Wednesday, October 12, 2011

A Moment of Memories

Today I finally feel ready to write about the past few weeks. It will take a few posts to totally catch up, but this is a start. My taste for tea is coming back, slowly but surely, so this morning I got adventurous and broke out my gift from Teas Etc. and brewed some Citrus Sorbet Oolong.  Today is supposed to be in the 90's, so comething citrus-y seemed appropriate.

A nice yellow-amber liquid with the lightest floral perfume that I now associate with oolongs. And, of course, the first sip... More robust than I expected, but smooth with just a hint of citrus and cream. Any more of the citrus or creaminess would have been too much, so the balance was lovely. I'm grateful to be able to drink this today. And I can't help but thank my Grandpa.

You see, while I was away in New York to attend my dear friend's wedding, I received The Phone Call from my Dad. I knew it was coming, but it certainly doesn't mean you're really ready to receive it. My Grandpa Don had passed away.

After the call, I sat in my hotel room and just thought. Out of habit, more than expecting to be able to enjoy it, I brewed a cup of tea that the hotel room provided. English Breakfast from Bigelow. To my great surprise and delight, it actually tasted GOOD! (Not that I expected a Bigelow tea to taste bad. You must understand that ALL tea has tasted terrible to me for the first 4 months of this pregnancy!!!)

In fact, my morning sickness was suddenly more manageable. I had, in the previous day or so, been able to actually think of foods that might actually taste good and stay down.  I decided it was my Grandpa's blessing to me on his way Home.

My Grandpa was one of those men who could do anything. As I learned from my Dad, Grandpa had been a soda jerk, a salesman, a police detective, a pilot, a workshop foreman, just to name a few. He had a gift of craftsmanship, having built a canoe, campers, a house in the mountains, and crafted many designs out of cast iron. He was a quiet man, but he had Presence. My older brother reminded us of how, when we were very little, Grandpa had seemed so big and scary, and how this big, brawny man's man would always lie down in the middle of the carpet of whoever's home we were in and lay perfectly still until we children would get brave enough to slowly creep over to him, and maybe even climb on him. This was his way to make us feel safe and let us approach him on our terms.
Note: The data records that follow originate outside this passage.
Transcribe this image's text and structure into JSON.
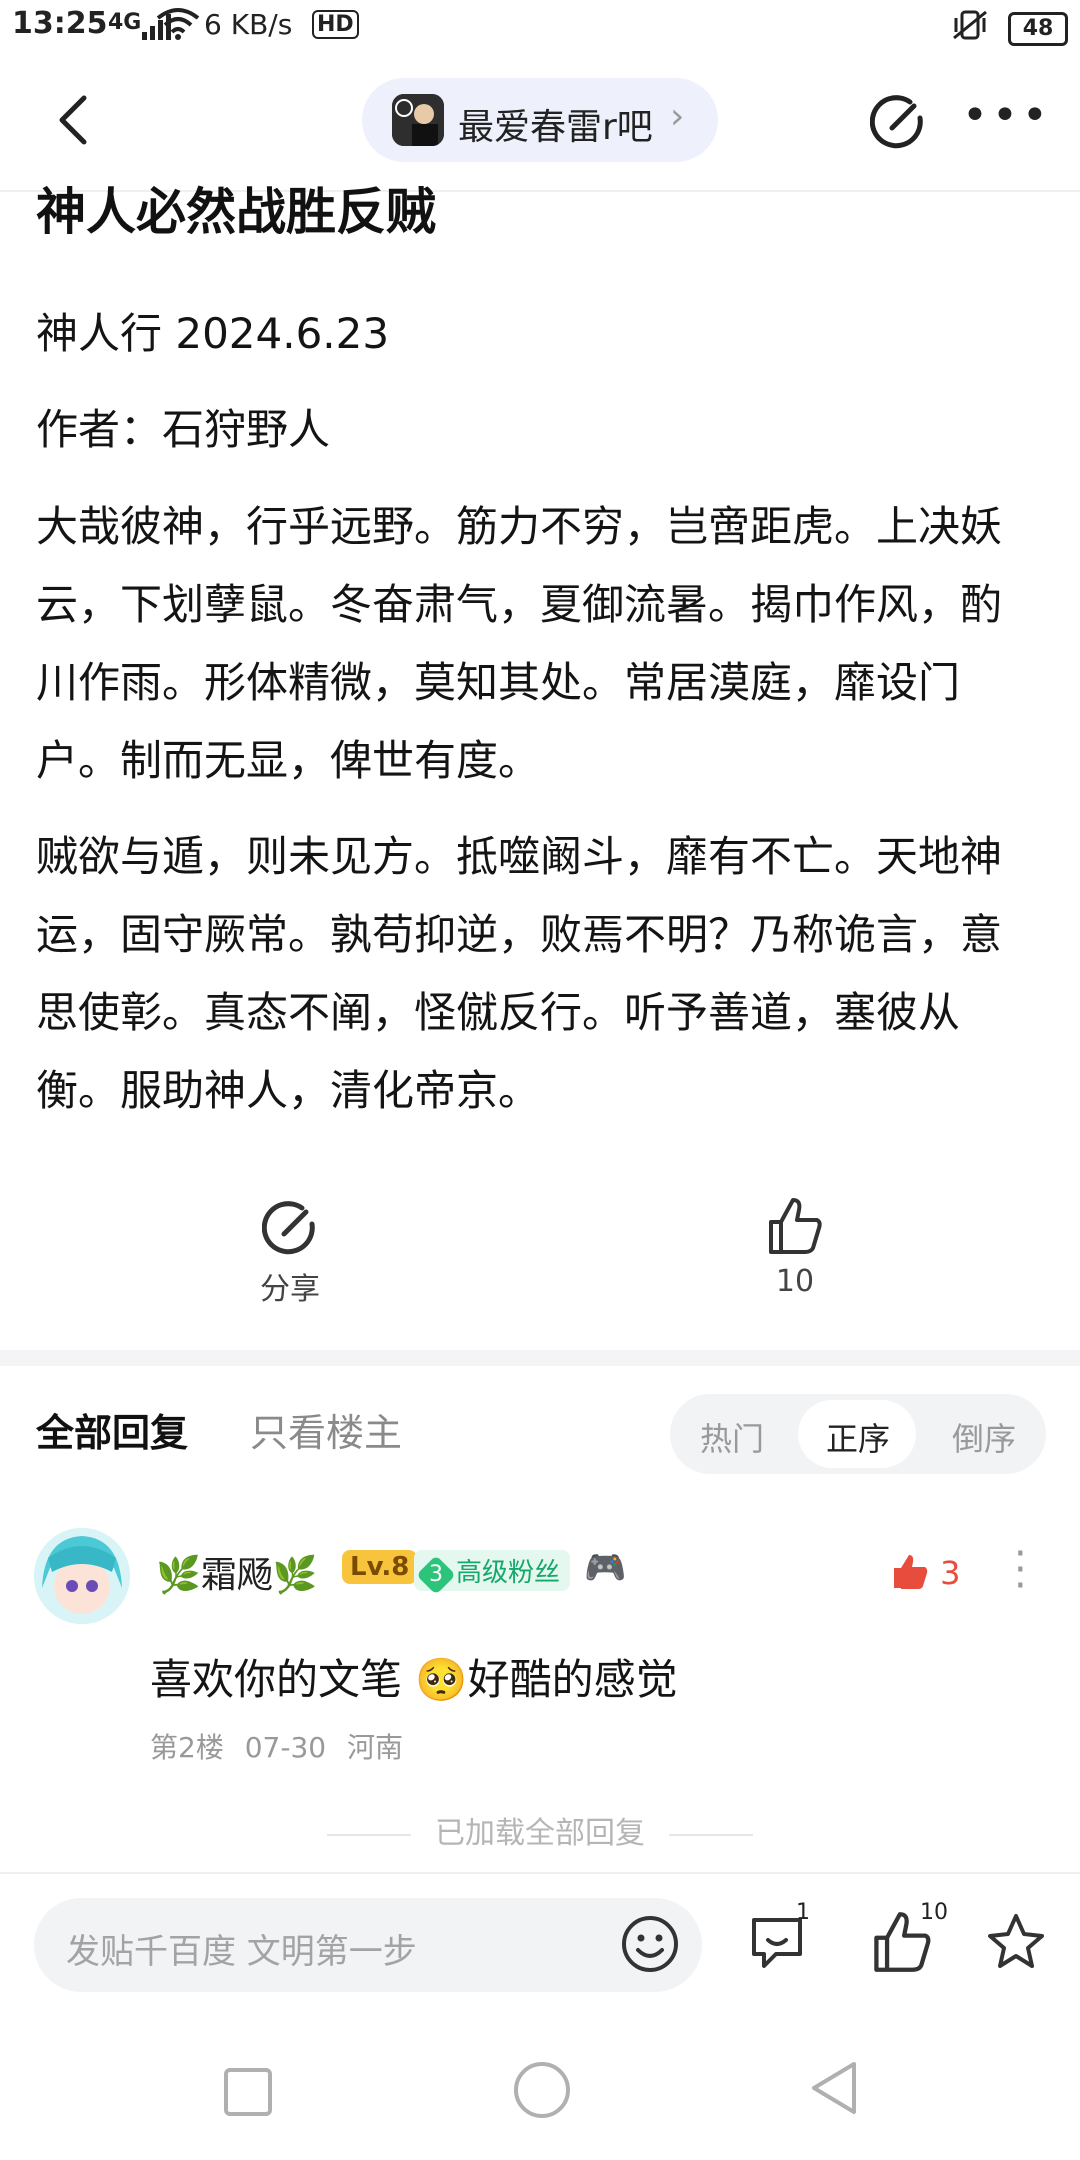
{
  "status_bar": {
    "time": "13:25",
    "network": "4G",
    "speed": "6 KB/s",
    "hd": "HD",
    "battery": "48"
  },
  "top_nav": {
    "forum_name": "最爱春雷r吧"
  },
  "article": {
    "title_partial": "神人必然战胜反贼",
    "line1": "神人行 2024.6.23",
    "line2": "作者：石狩野人",
    "para1_lines": [
      "大哉彼神，行乎远野。筋力不穷，岂啻距虎。上决妖",
      "云，下划孽鼠。冬奋肃气，夏御流暑。揭巾作风，酌",
      "川作雨。形体精微，莫知其处。常居漠庭，靡设门",
      "户。制而无显，俾世有度。"
    ],
    "para2_lines": [
      "贼欲与遁，则未见方。抵噬阚斗，靡有不亡。天地神",
      "运，固守厥常。孰苟抑逆，败焉不明？乃称诡言，意",
      "思使彰。真态不阐，怪僦反行。听予善道，塞彼从",
      "衡。服助神人，清化帝京。"
    ]
  },
  "actions": {
    "share_label": "分享",
    "like_count": "10"
  },
  "replies": {
    "tab_all": "全部回复",
    "tab_host_only": "只看楼主",
    "sort": {
      "hot": "热门",
      "asc": "正序",
      "desc": "倒序",
      "selected": "正序"
    },
    "comment": {
      "username": "🌿霜飏🌿",
      "level": "Lv.8",
      "fan_level": "3",
      "fan_label": "高级粉丝",
      "likes": "3",
      "text_before": "喜欢你的文笔 ",
      "text_emoji": "🥺",
      "text_after": "好酷的感觉",
      "floor": "第2楼",
      "date": "07-30",
      "location": "河南"
    },
    "loaded_text": "已加载全部回复"
  },
  "bottom_bar": {
    "placeholder": "发贴千百度 文明第一步",
    "comment_count": "1",
    "like_count": "10"
  },
  "colors": {
    "accent_red": "#e84c3d",
    "pill_bg": "#eef1fc",
    "fan_green": "#15a86d",
    "level_gold": "#f7c43c"
  }
}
His care for his grandchildren was equally clear in my teen years. One year in particular, I went with my Dad to his annual hunting camp. Grandpa went for a few days as well in his well-appointed and comfortable RV (the facilities, of which, he made available to me - thank heavens for running water!) He had agreed to take me home at the end of the weekend so I could get back to school. Knowing he wasn't much for conversation, I admit I was dreading that 5 hour drive home. Alone. With Grandpa. I envisioned miles and miles of silence, with not even radio music to fill the void. It was looking grim. And then, somehow, conversation began. He started telling me about when he was a little boy, born in L.A. What it was like there, how they would drive the freeways and see nothing but citrus groves for miles and miles. He talked about moving to rural Idaho and the different businesses his parents tried - a chicken farm was not so successful, a motel a little more so. He talked about meeting and dating my Grandma, stories I wish I could remember with any clarity at all! I think I was so stunned by the volume of words that were issuing forth from his mouth, my mind couldn't retain much else.  I heard him speak more in that 5 hour stretch than in my whole lifetime put together.  It was heavenly.

I'm so happy he got to meet Edie and be a little part of her life. I am sad he won't meet the newest addition. But I'm so grateful for the gift of love he poured continuously on our entire family throughout our lives and for his final blessing to me.